To implement this consensual approach, the Iraqi factions agreed on two bodies that weren't mentioned in the constitution. They endorsed a 19-member consultative national security council, which represents all the political factions. And they agreed on a ministerial security council, which will have the Sunni deputy prime minister as its deputy chairman. Shiite leaders have tentatively agreed that the defense minister will be a Sunni. And for the key job of interior minister, the dominant Shiite faction, known as the Supreme Council for the Islamic Revolution in Iraq, appears ready to accept the replacement of one of its members by an independent Shiite, perhaps Qasim Dawood, a man acceptable to most Sunni leaders.
The key thing that jumps out of these paragraphs is that the Sunni leaders appear to have accepted, in principle at least, that they are no longer dominant; simply one of the parties in Iraq. This suggests they have signed on to the Iraqi constitutional roadmap in theory.

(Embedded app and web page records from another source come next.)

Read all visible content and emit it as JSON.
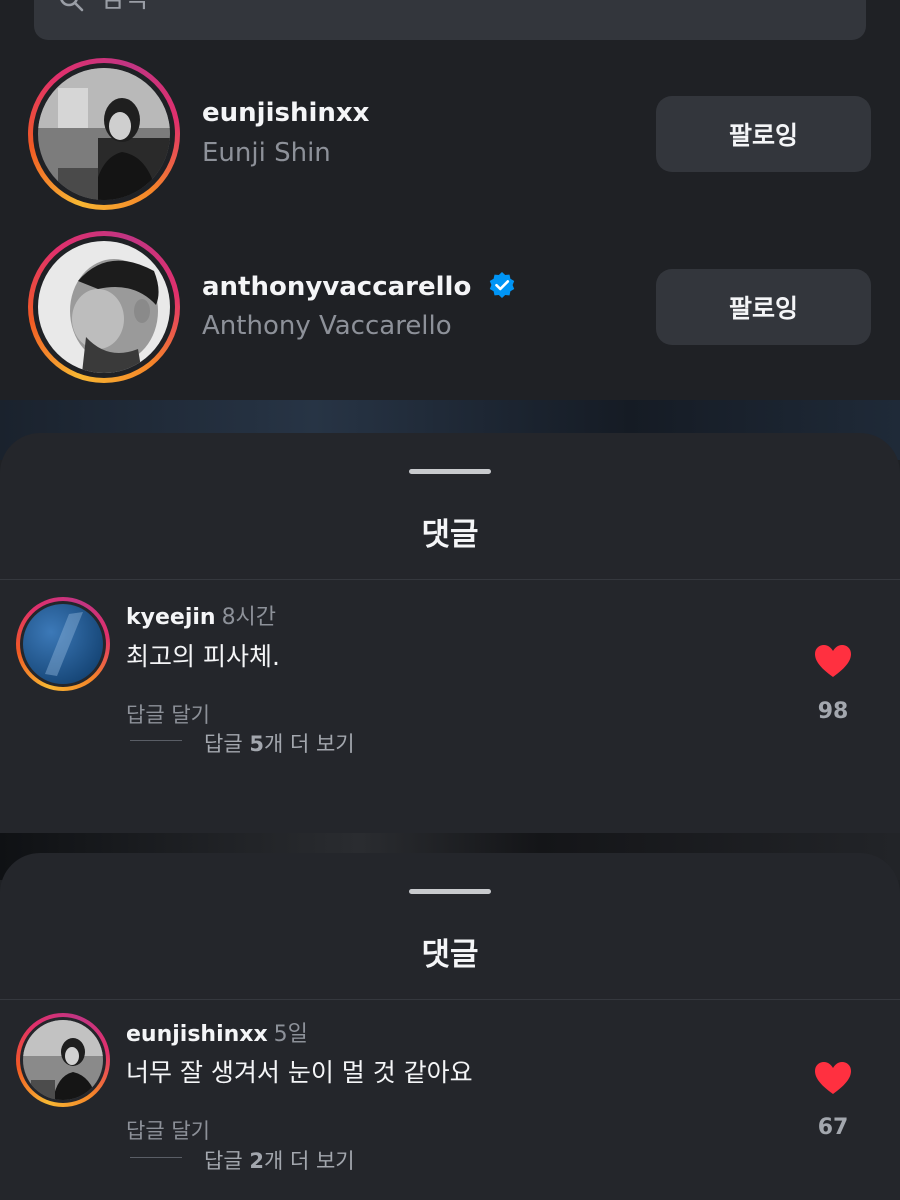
{
  "search": {
    "placeholder": "검색"
  },
  "following": [
    {
      "username": "eunjishinxx",
      "full_name": "Eunji Shin",
      "verified": false,
      "button_label": "팔로잉"
    },
    {
      "username": "anthonyvaccarello",
      "full_name": "Anthony Vaccarello",
      "verified": true,
      "button_label": "팔로잉"
    }
  ],
  "sheets": [
    {
      "title": "댓글",
      "comment": {
        "username": "kyeejin",
        "time": "8시간",
        "text": "최고의 피사체.",
        "reply_label": "답글 달기",
        "more_prefix": "답글 ",
        "more_count": "5",
        "more_suffix": "개 더 보기",
        "likes": "98"
      }
    },
    {
      "title": "댓글",
      "comment": {
        "username": "eunjishinxx",
        "time": "5일",
        "text": "너무 잘 생겨서 눈이 멀 것 같아요",
        "reply_label": "답글 달기",
        "more_prefix": "답글 ",
        "more_count": "2",
        "more_suffix": "개 더 보기",
        "likes": "67"
      }
    }
  ],
  "colors": {
    "like_red": "#ff3040",
    "verified_blue": "#0095f6",
    "story_ring": "#e1306c"
  },
  "icons": [
    "search-icon",
    "verified-badge-icon",
    "heart-icon"
  ]
}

But every party still has grave reservations over whether the others can be trusted. That is why the rest of the package consists of a series of checks and balances to ensure that no one group controls the security forces, and prevents their use without the consensus of all parties. (Like the UN Security Council). But quis custodiet ipsos custodes? Who will make sure the rules are followed? The United States, apparently.
But the X-factor in this delicate game is U.S. political support. Khalilzad could fail in his effort to midwife a unity government, and Iraq could spiral into full-blown civil war. But it would be crazy for an impatient America to talk itself into defeat and pull the plug prematurely. As Prince Turki al-Faisal, the Saudi ambassador to Washington, remarked this week: "America came to Iraq uninvited. You should not leave uninvited."
This is a recognition of the fact that only the United States can make the checks and balances stick, which alone will permit an orderly evolution of the Iraqi state to its desired Federal configuration. Each sectarian group is apparently prepared (the Sunnis appear to have accepted the principle) to begin a withdrawal into its autonomous region, leaving behind a Federal government to administer what amounts to a treaty between the regions, trusting that the US will prevent the devolution from becoming a rout. In summary, the short-term political task facing the US consists of brokering a series of deals between the sectarian groups which will allow a legal transition from the Saddam era to the state described in the Iraqi constitution; the longer-term task consists of guaranteeing that those deals are kept by parties who may be tempted to cheat.
In the end, George Will, Bill Buckley and Francis Fukuyama may well be right in saying that the peoples of Iraq have no desire to agree to anything but to hate one another. But they are not necessarily right. There is nothing in the situation that forbids the achievement of the vision described in the Iraqi constitution. There is nothing that guarantees it either. Success will depend, in my opinion at least, not upon grand political principles, but on the skill of the Americans and Iraqis who are striving for a political solution. Is it difficult? Yes. Is it impossible? No.